◆ What the exercise asks
Please count the lines of the data that contain "name" and state only the total.

Entries from a dataset of interfaces

:::::

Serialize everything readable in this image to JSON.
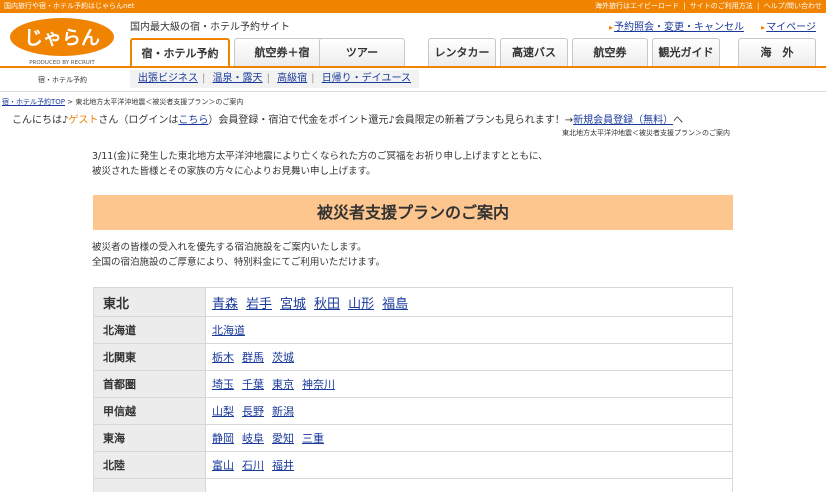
{
  "topbar": {
    "left": "国内旅行や宿・ホテル予約はじゃらんnet",
    "right": [
      "海外旅行はエイビーロード",
      "|",
      "サイトのご利用方法",
      "|",
      "ヘルプ/問い合わせ"
    ]
  },
  "logo": {
    "text": "じゃらん",
    "sub": "PRODUCED BY RECRUIT"
  },
  "site_desc": "国内最大級の宿・ホテル予約サイト",
  "top_links": [
    "予約照会・変更・キャンセル",
    "マイページ"
  ],
  "tabs": [
    "宿・ホテル予約",
    "航空券＋宿",
    "ツアー",
    "レンタカー",
    "高速バス",
    "航空券",
    "観光ガイド",
    "海　外"
  ],
  "subnav": {
    "label": "宿・ホテル予約",
    "links": [
      "出張ビジネス",
      "温泉・露天",
      "高級宿",
      "日帰り・デイユース"
    ]
  },
  "breadcrumb": {
    "home": "宿・ホテル予約TOP",
    "sep": " > ",
    "current": "東北地方太平洋沖地震＜被災者支援プラン＞のご案内"
  },
  "welcome": {
    "prefix": "こんにちは♪",
    "guest": "ゲスト",
    "san": "さん",
    "login_pre": "（ログインは",
    "login_link": "こちら",
    "login_post": "）会員登録・宿泊で代金をポイント還元♪会員限定の新着プランも見られます！→",
    "register": "新規会員登録（無料）",
    "tail": "へ"
  },
  "crumb_right": "東北地方太平洋沖地震＜被災者支援プラン＞のご案内",
  "condolence": [
    "3/11(金)に発生した東北地方太平洋沖地震により亡くなられた方のご冥福をお祈り申し上げますとともに、",
    "被災された皆様とその家族の方々に心よりお見舞い申し上げます。"
  ],
  "banner_title": "被災者支援プランのご案内",
  "intro": [
    "被災者の皆様の受入れを優先する宿泊施設をご案内いたします。",
    "全国の宿泊施設のご厚意により、特別料金にてご利用いただけます。"
  ],
  "regions": [
    {
      "name": "東北",
      "prefs": [
        "青森",
        "岩手",
        "宮城",
        "秋田",
        "山形",
        "福島"
      ]
    },
    {
      "name": "北海道",
      "prefs": [
        "北海道"
      ]
    },
    {
      "name": "北関東",
      "prefs": [
        "栃木",
        "群馬",
        "茨城"
      ]
    },
    {
      "name": "首都圏",
      "prefs": [
        "埼玉",
        "千葉",
        "東京",
        "神奈川"
      ]
    },
    {
      "name": "甲信越",
      "prefs": [
        "山梨",
        "長野",
        "新潟"
      ]
    },
    {
      "name": "東海",
      "prefs": [
        "静岡",
        "岐阜",
        "愛知",
        "三重"
      ]
    },
    {
      "name": "北陸",
      "prefs": [
        "富山",
        "石川",
        "福井"
      ]
    },
    {
      "name": "",
      "prefs": []
    }
  ],
  "colors": {
    "accent": "#f08300",
    "banner": "#fdc68e",
    "link": "#1a3a9a"
  }
}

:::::

◆ Exercise output
8